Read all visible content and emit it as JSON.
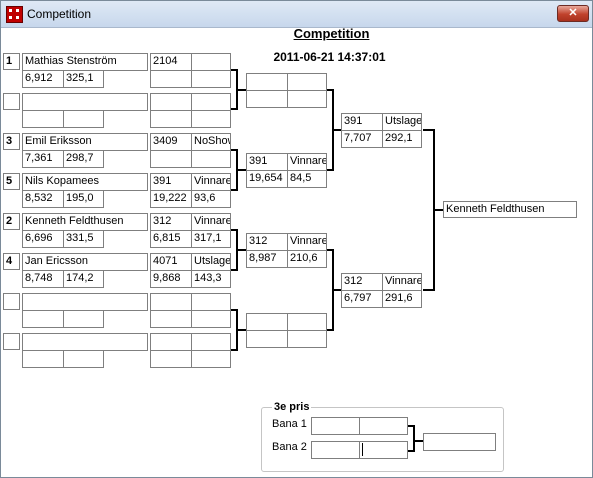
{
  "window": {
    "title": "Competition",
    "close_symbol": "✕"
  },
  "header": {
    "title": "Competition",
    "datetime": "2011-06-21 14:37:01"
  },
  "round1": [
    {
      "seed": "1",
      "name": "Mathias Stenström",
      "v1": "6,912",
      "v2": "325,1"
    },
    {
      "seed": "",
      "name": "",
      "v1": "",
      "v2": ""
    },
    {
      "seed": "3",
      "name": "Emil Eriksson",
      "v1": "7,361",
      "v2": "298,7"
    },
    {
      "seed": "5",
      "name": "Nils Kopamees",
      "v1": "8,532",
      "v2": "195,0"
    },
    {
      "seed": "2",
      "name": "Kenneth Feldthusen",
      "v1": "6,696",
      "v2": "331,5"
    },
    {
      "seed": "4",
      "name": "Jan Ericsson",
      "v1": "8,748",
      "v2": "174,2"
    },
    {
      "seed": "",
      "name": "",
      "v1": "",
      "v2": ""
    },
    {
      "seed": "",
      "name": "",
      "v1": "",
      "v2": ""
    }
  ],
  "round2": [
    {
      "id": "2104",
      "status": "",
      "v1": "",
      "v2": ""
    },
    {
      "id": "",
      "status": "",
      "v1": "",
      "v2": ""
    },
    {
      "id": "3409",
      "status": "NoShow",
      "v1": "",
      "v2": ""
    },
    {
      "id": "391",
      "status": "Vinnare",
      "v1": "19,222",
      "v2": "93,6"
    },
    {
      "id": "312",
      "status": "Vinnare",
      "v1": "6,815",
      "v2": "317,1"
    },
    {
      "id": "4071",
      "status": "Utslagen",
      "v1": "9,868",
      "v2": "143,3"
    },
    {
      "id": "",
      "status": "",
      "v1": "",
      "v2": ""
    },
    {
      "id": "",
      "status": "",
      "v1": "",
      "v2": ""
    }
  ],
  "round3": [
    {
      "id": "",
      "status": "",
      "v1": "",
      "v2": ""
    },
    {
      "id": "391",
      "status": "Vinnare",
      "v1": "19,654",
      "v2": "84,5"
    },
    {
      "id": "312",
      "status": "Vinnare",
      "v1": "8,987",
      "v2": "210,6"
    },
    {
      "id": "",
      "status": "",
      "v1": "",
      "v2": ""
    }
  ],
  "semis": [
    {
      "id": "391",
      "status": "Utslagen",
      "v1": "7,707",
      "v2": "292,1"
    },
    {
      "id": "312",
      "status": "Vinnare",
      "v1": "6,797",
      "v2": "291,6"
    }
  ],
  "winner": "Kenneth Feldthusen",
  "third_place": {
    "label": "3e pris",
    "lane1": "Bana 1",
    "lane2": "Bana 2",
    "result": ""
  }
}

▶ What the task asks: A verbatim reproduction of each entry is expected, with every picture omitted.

▶ Output for this task:
Read all visible content and emit it as JSON.
{
  "window": {
    "title": "Competition",
    "close_symbol": "✕"
  },
  "header": {
    "title": "Competition",
    "datetime": "2011-06-21 14:37:01"
  },
  "round1": [
    {
      "seed": "1",
      "name": "Mathias Stenström",
      "v1": "6,912",
      "v2": "325,1"
    },
    {
      "seed": "",
      "name": "",
      "v1": "",
      "v2": ""
    },
    {
      "seed": "3",
      "name": "Emil Eriksson",
      "v1": "7,361",
      "v2": "298,7"
    },
    {
      "seed": "5",
      "name": "Nils Kopamees",
      "v1": "8,532",
      "v2": "195,0"
    },
    {
      "seed": "2",
      "name": "Kenneth Feldthusen",
      "v1": "6,696",
      "v2": "331,5"
    },
    {
      "seed": "4",
      "name": "Jan Ericsson",
      "v1": "8,748",
      "v2": "174,2"
    },
    {
      "seed": "",
      "name": "",
      "v1": "",
      "v2": ""
    },
    {
      "seed": "",
      "name": "",
      "v1": "",
      "v2": ""
    }
  ],
  "round2": [
    {
      "id": "2104",
      "status": "",
      "v1": "",
      "v2": ""
    },
    {
      "id": "",
      "status": "",
      "v1": "",
      "v2": ""
    },
    {
      "id": "3409",
      "status": "NoShow",
      "v1": "",
      "v2": ""
    },
    {
      "id": "391",
      "status": "Vinnare",
      "v1": "19,222",
      "v2": "93,6"
    },
    {
      "id": "312",
      "status": "Vinnare",
      "v1": "6,815",
      "v2": "317,1"
    },
    {
      "id": "4071",
      "status": "Utslagen",
      "v1": "9,868",
      "v2": "143,3"
    },
    {
      "id": "",
      "status": "",
      "v1": "",
      "v2": ""
    },
    {
      "id": "",
      "status": "",
      "v1": "",
      "v2": ""
    }
  ],
  "round3": [
    {
      "id": "",
      "status": "",
      "v1": "",
      "v2": ""
    },
    {
      "id": "391",
      "status": "Vinnare",
      "v1": "19,654",
      "v2": "84,5"
    },
    {
      "id": "312",
      "status": "Vinnare",
      "v1": "8,987",
      "v2": "210,6"
    },
    {
      "id": "",
      "status": "",
      "v1": "",
      "v2": ""
    }
  ],
  "semis": [
    {
      "id": "391",
      "status": "Utslagen",
      "v1": "7,707",
      "v2": "292,1"
    },
    {
      "id": "312",
      "status": "Vinnare",
      "v1": "6,797",
      "v2": "291,6"
    }
  ],
  "winner": "Kenneth Feldthusen",
  "third_place": {
    "label": "3e pris",
    "lane1": "Bana 1",
    "lane2": "Bana 2",
    "result": ""
  }
}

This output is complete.